Khabarnegaran.info-Niki Azad: Local journalist Mahdieh Amiri speaks of the hardships of practicing journalism in the southern Iranian province of Bushehr. Amiri has been working as a journalist in Bushehr for years. Since 2007, she has been the editor-in-chief of a few local websites, biweekly and quarterly magazines. She is now the editor-in-chief of hamooniran.com website and Ava-ye Dashtestan biweekly.
Journalism hardships in Isfahan: Uncertain future and climate of fear30 March 2015
Translated by:Mehrdad Safa
Khabarnegaran.info-Niki Azad: Isfahan – an ancient city in central Iran – has a long tradition of newspapers. The first newspaper, Farhang, was published about 136 years ago on April 24, 1879 at the behest of Isfahan ruler Zell-e Sultan. Today, several newspapers, most notably Isfahan-e Ziba (owned by Isfahan Municipality) and Nasl-e Farda, and a few weekly magazines are published in Isfahan.
Farid Salavati started his career as a journalist at Navid Isfahan weekly magazine, where his father was the managing director. He freelanced for Ettelaat, reformist Mardom Salari and later-banned Salam daily newspapers. He is now the Vice-President of Isfahan Journalists Association, one of the few remaining independent journalist associations in the country.
Q: Tell us about your experience at Navid Isfahan weekly.
A: The weekly magazine was mostly critical of things that were happening. My father’s editorials often created controversy in the society. Although local, the weekly used to have a vast readership throughout the country. After the house arrest of Ayatollah Montazeri and later ban on his public image, the magazine was the only publication to disseminate his ideas and publish his photos.
Q: When was Isfahan Journalist Association founded?
A: The association was founded 15 years ago. The elections are held every three years. One of the current problems of the association is the lack of a building. Formerly, the building was the house of veteran journalist Amir Gholi, who had endowed (religious waqf) the building for this reason. Unfortunately, the building has been confiscated by some people who belong to a certain political organization. We haven’t been able to reclaim the building yet.
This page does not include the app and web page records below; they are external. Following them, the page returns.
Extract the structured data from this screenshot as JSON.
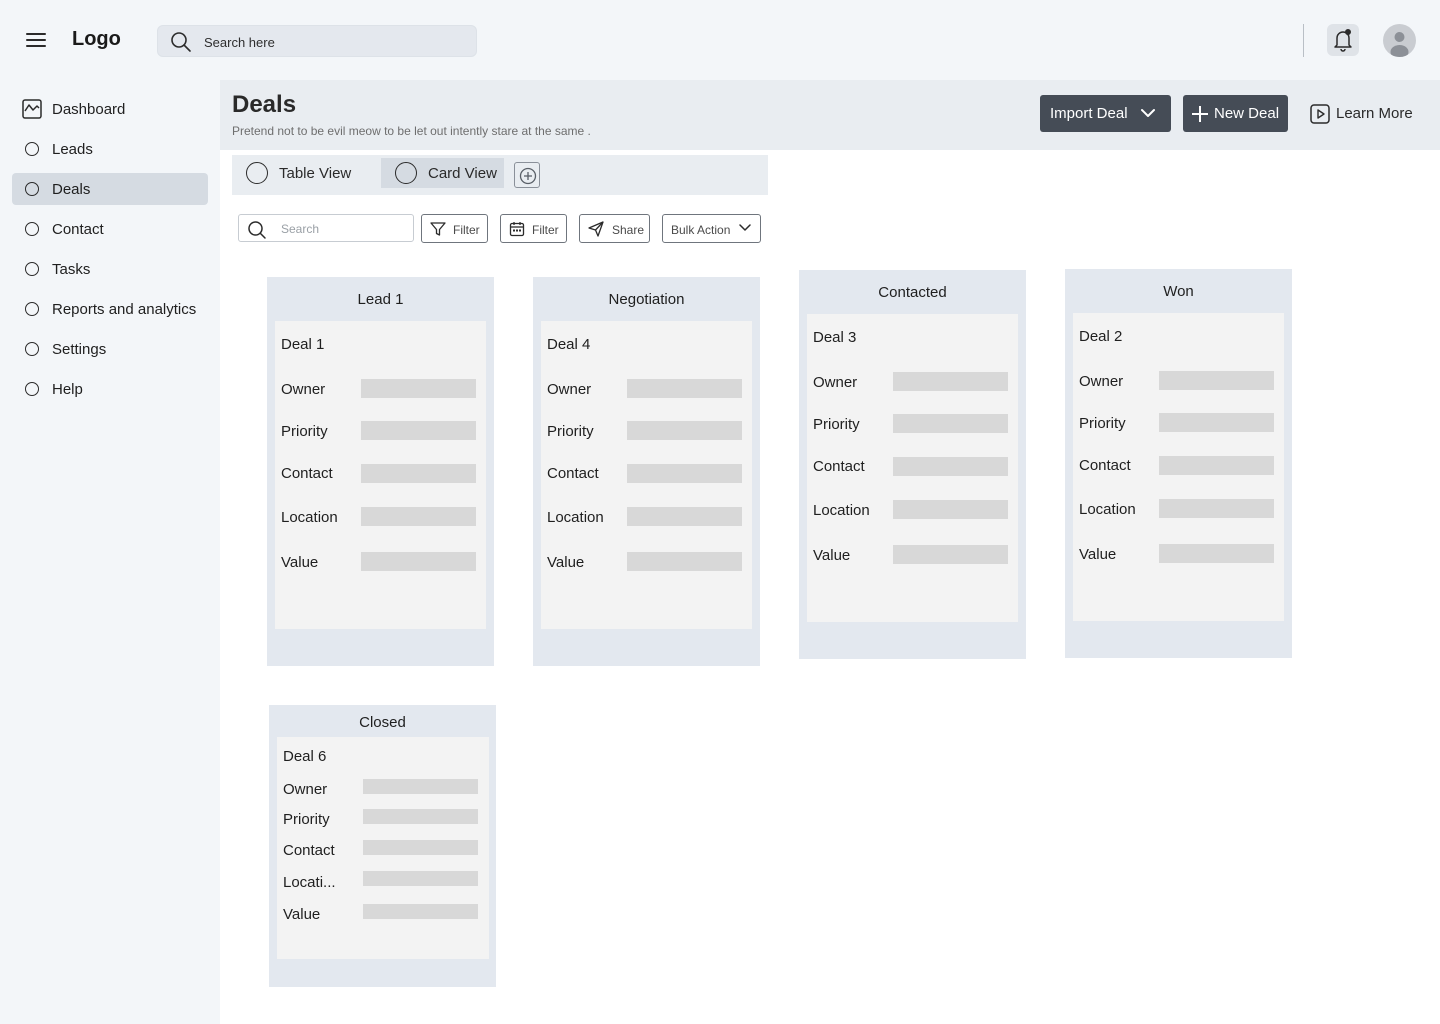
{
  "topbar": {
    "logo": "Logo",
    "search_placeholder": "Search here"
  },
  "sidebar": {
    "items": [
      {
        "label": "Dashboard",
        "icon": "chart-icon"
      },
      {
        "label": "Leads",
        "icon": "circle-icon"
      },
      {
        "label": "Deals",
        "icon": "circle-icon",
        "active": true
      },
      {
        "label": "Contact",
        "icon": "circle-icon"
      },
      {
        "label": "Tasks",
        "icon": "circle-icon"
      },
      {
        "label": "Reports and analytics",
        "icon": "circle-icon"
      },
      {
        "label": "Settings",
        "icon": "circle-icon"
      },
      {
        "label": "Help",
        "icon": "circle-icon"
      }
    ]
  },
  "header": {
    "title": "Deals",
    "subtitle": "Pretend not to be evil meow to be let out intently stare at the same .",
    "import_label": "Import Deal",
    "new_label": "New Deal",
    "learn_label": "Learn More"
  },
  "views": {
    "tabs": [
      {
        "label": "Table View"
      },
      {
        "label": "Card View",
        "active": true
      }
    ]
  },
  "toolbar": {
    "search_placeholder": "Search",
    "filter_label": "Filter",
    "date_filter_label": "Filter",
    "share_label": "Share",
    "bulk_label": "Bulk Action"
  },
  "columns": [
    {
      "title": "Lead 1",
      "card": {
        "title": "Deal 1",
        "fields": [
          "Owner",
          "Priority",
          "Contact",
          "Location",
          "Value"
        ]
      }
    },
    {
      "title": "Negotiation",
      "card": {
        "title": "Deal 4",
        "fields": [
          "Owner",
          "Priority",
          "Contact",
          "Location",
          "Value"
        ]
      }
    },
    {
      "title": "Contacted",
      "card": {
        "title": "Deal 3",
        "fields": [
          "Owner",
          "Priority",
          "Contact",
          "Location",
          "Value"
        ]
      }
    },
    {
      "title": "Won",
      "card": {
        "title": "Deal 2",
        "fields": [
          "Owner",
          "Priority",
          "Contact",
          "Location",
          "Value"
        ]
      }
    },
    {
      "title": "Closed",
      "card": {
        "title": "Deal 6",
        "fields": [
          "Owner",
          "Priority",
          "Contact",
          "Locati...",
          "Value"
        ]
      }
    }
  ],
  "colors": {
    "chrome": "#f3f6f9",
    "header_band": "#e9edf1",
    "active_bg": "#d5dbe2",
    "dark_button": "#454c56",
    "column_bg": "#e3e8ef",
    "card_bg": "#f3f3f3",
    "placeholder_bar": "#d8d8d8"
  }
}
Q: You mean the association doesn’t have a building now? So where do the members assemble?
A: Unfortunately, we don’t have a building, and we are following our activities at the office of one of the members.
Q: How many members does the association have? Is every journalist, with any political belief, allowed to join?
A: About 200 members. Our view is more like reformist. So journalists affiliated with fundamentalist organizations are not interested to join.
Q: There’s an organization in many cities called the House of Press. What’s the difference between Houses of Press and Journalists Associations?
A: Houses of Press are mainly driven by political motives. Journalists Associations, however, are more like trade unions. Most of the members of Journalists Associations hold reformist views and believe in independent journalism from the ruling power. But the members of Houses of Press are mostly affiliated with the conservative right.
Q: What difficulties are faced by journalists in the absence of independent trade unions for journalists?
A: Being a journalist is itself a problem when our society still doesn’t have support structures for the press. There was once a trade union for journalists – Iranian Journalists Association – but when the association wanted to defend the rights of journalists, certain people closed it down. In the third world countries, the press and journalists do not live or work in a favorable situation.
Q: What difficulties are faced by Journalist Associations in Iran?
A: There are many which is not only limited to Journalist Associations. All trade unions do not have a strong position in our society.
Q: What are the major hardships that journalists face today in Isfahan?
A: Most importantly, journalists fear of talking fearlessly. A journalist in our city has an uncertain future ahead of themselves. Most headlines are imitative and follow the same style. So people are not interested to read the press. They prefer to read online. Of course this isn’t just about Isfahan but all over Iran.
Khabarnegaran.info-Niki Azad: How is life for Iranian journalists after prison? Does their attitude toward their journalism – the profession that put them in jail – change? Are they more conservative than before? Or bolder?
Khabarnegaran – Niki Azad: He has been put in jail three times for his journalist writing, though he says that jail has not made him feel disappointed with the profession of journalism.